Distribution of Child Pornography

The offence of making available or distributing child pornography is outlined in section 163.1(3) of the Criminal Code. It states that person is guilty of distributing child pornography if they make it available to other people, such as file sharing or posting on social media.

Child pornography material is any film, photo, video, or other visual representation, whether created electronically or by hand that shows a child engaged in sexual activity or where the dominant characteristic of the depiction is sexual in nature, or where the depiction focuses on the sexual organs or anus of a child.

Child pornography material can also be written descriptions, drawings, or audio recordings that counsel or advocate for sexual contact with children or that describes sexual activity of any kind with a child.

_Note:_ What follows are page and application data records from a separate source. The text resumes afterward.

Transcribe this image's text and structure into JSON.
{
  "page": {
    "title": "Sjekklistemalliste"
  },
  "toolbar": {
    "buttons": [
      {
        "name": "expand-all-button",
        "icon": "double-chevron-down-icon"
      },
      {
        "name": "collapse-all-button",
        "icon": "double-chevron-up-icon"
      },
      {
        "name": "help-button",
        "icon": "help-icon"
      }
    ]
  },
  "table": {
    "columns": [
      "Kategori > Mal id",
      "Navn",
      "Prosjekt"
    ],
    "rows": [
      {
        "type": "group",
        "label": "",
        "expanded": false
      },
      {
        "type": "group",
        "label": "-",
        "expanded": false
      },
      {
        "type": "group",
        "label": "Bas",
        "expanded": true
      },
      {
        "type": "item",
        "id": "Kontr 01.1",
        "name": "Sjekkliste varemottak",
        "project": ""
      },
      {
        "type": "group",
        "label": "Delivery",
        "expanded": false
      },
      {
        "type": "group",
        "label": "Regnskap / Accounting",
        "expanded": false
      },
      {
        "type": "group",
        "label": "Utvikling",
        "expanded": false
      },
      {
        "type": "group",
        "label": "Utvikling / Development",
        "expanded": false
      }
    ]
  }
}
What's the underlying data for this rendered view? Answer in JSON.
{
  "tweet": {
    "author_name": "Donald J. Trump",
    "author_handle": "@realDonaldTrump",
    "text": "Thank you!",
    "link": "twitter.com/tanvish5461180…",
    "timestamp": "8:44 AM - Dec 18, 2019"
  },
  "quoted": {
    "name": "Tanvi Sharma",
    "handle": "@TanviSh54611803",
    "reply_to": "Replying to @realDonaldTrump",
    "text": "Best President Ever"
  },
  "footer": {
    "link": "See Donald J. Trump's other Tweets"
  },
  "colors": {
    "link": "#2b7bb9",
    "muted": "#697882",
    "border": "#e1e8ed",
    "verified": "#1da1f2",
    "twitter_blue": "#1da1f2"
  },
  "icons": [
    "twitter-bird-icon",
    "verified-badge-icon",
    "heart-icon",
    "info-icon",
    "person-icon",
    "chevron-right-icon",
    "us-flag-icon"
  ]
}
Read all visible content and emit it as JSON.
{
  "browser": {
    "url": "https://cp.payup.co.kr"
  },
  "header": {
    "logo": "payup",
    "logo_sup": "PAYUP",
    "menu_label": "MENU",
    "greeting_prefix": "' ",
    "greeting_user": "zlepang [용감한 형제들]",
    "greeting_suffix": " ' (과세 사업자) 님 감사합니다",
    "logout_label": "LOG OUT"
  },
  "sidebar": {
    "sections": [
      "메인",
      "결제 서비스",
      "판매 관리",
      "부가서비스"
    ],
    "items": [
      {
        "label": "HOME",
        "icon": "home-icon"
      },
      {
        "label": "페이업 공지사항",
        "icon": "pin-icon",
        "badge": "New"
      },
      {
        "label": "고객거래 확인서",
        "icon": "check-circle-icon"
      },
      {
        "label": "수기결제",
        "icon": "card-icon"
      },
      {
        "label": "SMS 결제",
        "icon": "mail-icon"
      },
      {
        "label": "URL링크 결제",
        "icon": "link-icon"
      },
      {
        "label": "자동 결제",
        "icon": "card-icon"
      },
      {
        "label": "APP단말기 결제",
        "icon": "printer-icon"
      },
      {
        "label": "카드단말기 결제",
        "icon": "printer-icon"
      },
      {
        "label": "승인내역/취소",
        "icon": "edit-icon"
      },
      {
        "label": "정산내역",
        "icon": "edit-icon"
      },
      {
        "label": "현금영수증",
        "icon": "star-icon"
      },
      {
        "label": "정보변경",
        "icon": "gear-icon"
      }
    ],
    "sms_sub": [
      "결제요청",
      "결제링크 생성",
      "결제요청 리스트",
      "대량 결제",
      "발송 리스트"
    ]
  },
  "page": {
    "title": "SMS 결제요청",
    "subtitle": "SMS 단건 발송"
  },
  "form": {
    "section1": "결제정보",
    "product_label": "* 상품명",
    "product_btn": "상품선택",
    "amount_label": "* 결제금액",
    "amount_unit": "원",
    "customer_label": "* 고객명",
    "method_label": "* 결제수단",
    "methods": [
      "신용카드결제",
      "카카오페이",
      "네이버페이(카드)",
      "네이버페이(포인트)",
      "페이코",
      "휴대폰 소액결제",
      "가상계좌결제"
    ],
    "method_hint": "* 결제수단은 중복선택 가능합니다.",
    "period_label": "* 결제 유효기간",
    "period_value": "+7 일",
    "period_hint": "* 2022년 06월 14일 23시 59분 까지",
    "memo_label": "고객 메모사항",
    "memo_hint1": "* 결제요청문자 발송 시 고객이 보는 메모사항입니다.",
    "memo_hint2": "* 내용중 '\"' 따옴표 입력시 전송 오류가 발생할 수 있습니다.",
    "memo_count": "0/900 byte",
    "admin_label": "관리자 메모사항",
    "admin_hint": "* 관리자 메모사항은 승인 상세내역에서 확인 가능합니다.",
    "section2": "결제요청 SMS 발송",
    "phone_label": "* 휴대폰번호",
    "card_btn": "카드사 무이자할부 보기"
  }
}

Examples

Person A sends child pornography material to another individual over the internet.

Person A makes child pornography available for other internet users to download using file sharing software.

Cases

R. v. Inksetter, [2018] ONCA 474

In R. v Inksetter, the offender was found in possession of more 1.2 million images of child pornography. Law enforcement officials deemed it to be one of the worst collections of child pornography ever discovered in Ontario. The offender was convicted of possession of child pornography as well as make available child pornography for distributing the material to other individuals.

R. v. J.S., 2018 ONCA 675  

In R. v. J.S., the offender was sentenced to 4.5 years in prison for making child pornography available after sharing the videos of child pornography he had created. He was convicted of making child pornography available as well as several other serious sexual offences involving multiple children. He was sentenced to additional prison time for the other offences.  

Offence Specific Defences

Material does not meet the Definition of Child Pornography

An individual charged with child pornography may argue that the material in question does not meet the definition of child pornography.

For example, an individual takes a photo of their naked child taking a bath. The photo does not focus on the child’s genitals or anus and was innocently taken by the child’s parent. This may not meet the definition of child pornography.

Additionally, if the individual(s) depicted in the images are not under the age of 18, the material will not meet the definition of child pornography.

Public Good

An individual charged with child pornography may argue that they possessed or accessed the material for a legitimate purpose related to the administration of justice.

For example, a lawyer legitimately in possession of child pornography material seized from a client in a child pornography investigation may use this defence.

Innocent Possession

The defence of innocent possession can be used where an individual possesses child pornography material for the sole purpose of destroying it or surrendering it to law enforcement.